Computer ScienceMedical/Social Sciences
PopulationProblem instancesHumans
SampleProblem instances used in experimentsHumans participating in experiments
Sample SizeTypically, handful of problem instances (N < 10) Typically, hundreds of participants (N > 100)
Sample TypeTypically a non-random, handpicked sampleTypically a randomised convenience sample
Sample publicly availableTypically yesTypically no
Theorye.g., asymptotic complexitypredictive/descriptive theory
Independent Variableold approaches vs new approachcontrol group vs intervention
Dependent Variableperformance measuresvarious measures
Study Designwithin-subject/repeated-measures experiment (without order effects)various
ReproducibilityLimited to "sample"See replication crisis.
AnalysisDescription of effect sizesStatistical/effect size analysis
GeneralisabilityCompletely subjective and often overstatedCritically discussed and investigated

In medical/social sciences most of the statistical analysis is aimed to rule out that the observed effects are merely sampling artifacts (and hence expected results for the null hypothesis). For non-random samples as used in computer science this is not possible and potentially all reported improvements generalise very poorly to other problem instances. It is therefore important to interpret such results very carefully and try to avoid overreaching generalisations. Furthermore, antagonistic sampling can help a bit (that we can think of as the opposite of cherrypicking), i.e., looking for problem instances that are likely harder than a random sample would be.

How would we apply the science paradigm to something like algorithms?

It boils down to the following questions:

Scenarios and hypothesesWhich hypothetical scenarios must be considered? How can they be grouped into hypotheses?
PredictionsWhich observations are expected in each scenario?
MethodologyWhich observations can reliably distinguish the considered scenarios?
ReplicabilityHow can similar observations be replicated?
Testing What are the observations and is it possible to repeat them?
AnalysisWhich considered scenarios can be ruled out?

Which hypothetical scenarios must be considered? How can they be grouped into hypotheses?
For algorithms there are quite a few scenarios to consider.

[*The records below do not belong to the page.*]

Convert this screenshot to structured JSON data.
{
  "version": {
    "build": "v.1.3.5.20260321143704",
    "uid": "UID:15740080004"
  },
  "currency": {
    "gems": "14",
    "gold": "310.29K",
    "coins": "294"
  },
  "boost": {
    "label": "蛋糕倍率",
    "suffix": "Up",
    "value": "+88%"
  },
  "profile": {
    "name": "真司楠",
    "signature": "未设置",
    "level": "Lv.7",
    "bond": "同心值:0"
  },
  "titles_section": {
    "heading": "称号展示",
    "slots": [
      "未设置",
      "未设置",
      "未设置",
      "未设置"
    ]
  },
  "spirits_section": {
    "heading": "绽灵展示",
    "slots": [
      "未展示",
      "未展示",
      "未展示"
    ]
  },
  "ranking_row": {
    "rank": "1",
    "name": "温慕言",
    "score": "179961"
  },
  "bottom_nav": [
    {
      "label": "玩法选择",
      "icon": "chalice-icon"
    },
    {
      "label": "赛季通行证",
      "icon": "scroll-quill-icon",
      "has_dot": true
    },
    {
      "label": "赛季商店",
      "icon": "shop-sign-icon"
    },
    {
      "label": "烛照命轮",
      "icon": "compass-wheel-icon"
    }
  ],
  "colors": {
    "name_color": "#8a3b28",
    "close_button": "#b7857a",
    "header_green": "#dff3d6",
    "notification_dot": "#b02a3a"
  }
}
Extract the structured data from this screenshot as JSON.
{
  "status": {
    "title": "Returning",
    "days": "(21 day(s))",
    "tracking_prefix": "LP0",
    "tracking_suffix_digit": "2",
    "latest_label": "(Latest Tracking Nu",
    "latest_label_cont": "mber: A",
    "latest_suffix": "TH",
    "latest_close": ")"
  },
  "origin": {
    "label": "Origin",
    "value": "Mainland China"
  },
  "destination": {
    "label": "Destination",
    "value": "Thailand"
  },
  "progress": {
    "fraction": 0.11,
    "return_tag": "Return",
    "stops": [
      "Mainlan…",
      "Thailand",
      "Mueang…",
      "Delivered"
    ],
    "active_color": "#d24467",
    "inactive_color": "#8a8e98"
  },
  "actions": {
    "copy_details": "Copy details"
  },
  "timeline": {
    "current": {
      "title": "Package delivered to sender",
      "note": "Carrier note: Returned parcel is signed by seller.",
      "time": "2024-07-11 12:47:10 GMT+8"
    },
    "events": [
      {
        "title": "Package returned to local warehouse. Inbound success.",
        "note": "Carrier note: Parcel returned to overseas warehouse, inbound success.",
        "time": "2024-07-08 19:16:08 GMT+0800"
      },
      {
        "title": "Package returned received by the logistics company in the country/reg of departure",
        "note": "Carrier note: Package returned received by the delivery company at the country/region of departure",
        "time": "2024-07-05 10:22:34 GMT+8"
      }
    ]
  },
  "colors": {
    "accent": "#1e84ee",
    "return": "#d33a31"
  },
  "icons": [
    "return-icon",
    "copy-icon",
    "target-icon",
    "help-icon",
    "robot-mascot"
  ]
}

One may for instance consider a table, where the rows are important classes of problem instances, the columns are different priorisations between performance metrics and each table entry rates how well the algorithm fares for a particular class and metric. Each scenario is then a different way to fill out the table. Due to the many scenarios it is often useful to group all scenarios into the ones that reflect a scientifically interesting result (research hypothesis) and the rest (null hypothesis).
Which observations are expected in each scenario?
The expectations for each scenario formalise how one can assess if a scenario table is an apt description of the algorithm.
Which observations can reliably distinguish the considered scenarios?
The study design is about figuring out which empirical and theoretical results need to be collected and derived to rule out most of the scenarios. The goal is to be as conclusive as possible.
How can similar observations be replicated?
How to obtain similar empirical results for other representative problem instances is rarely discussed. Despite that replicability is key to any generalisation claims. While a particular theoretical result is replicable due to the proofs, the broader claims may require to obtain similar results for slightly deviating assumptions and models. Otherwise, the theoretical results can be an artifact of the chosen computation model and presumed performance metrics, which is still of interest, but may not support any broader claims.
What are the observations and is it possible to repeat them?
In computer science it is typically expected that experiments are repeatable. Repeatability is often required to keep researchers honest and aids transparency.
Which considered scenarios can be ruled out?
A discussion of the results then should narrow down which scenarios are plausible given the observations. While it is difficult to publish in computer science when admitting to inconclusive results, it is the typical reality of most distribution-dependent algorithms.

Why science

As a concluding remark some obvious reasons why computer science should aim to live up to its name: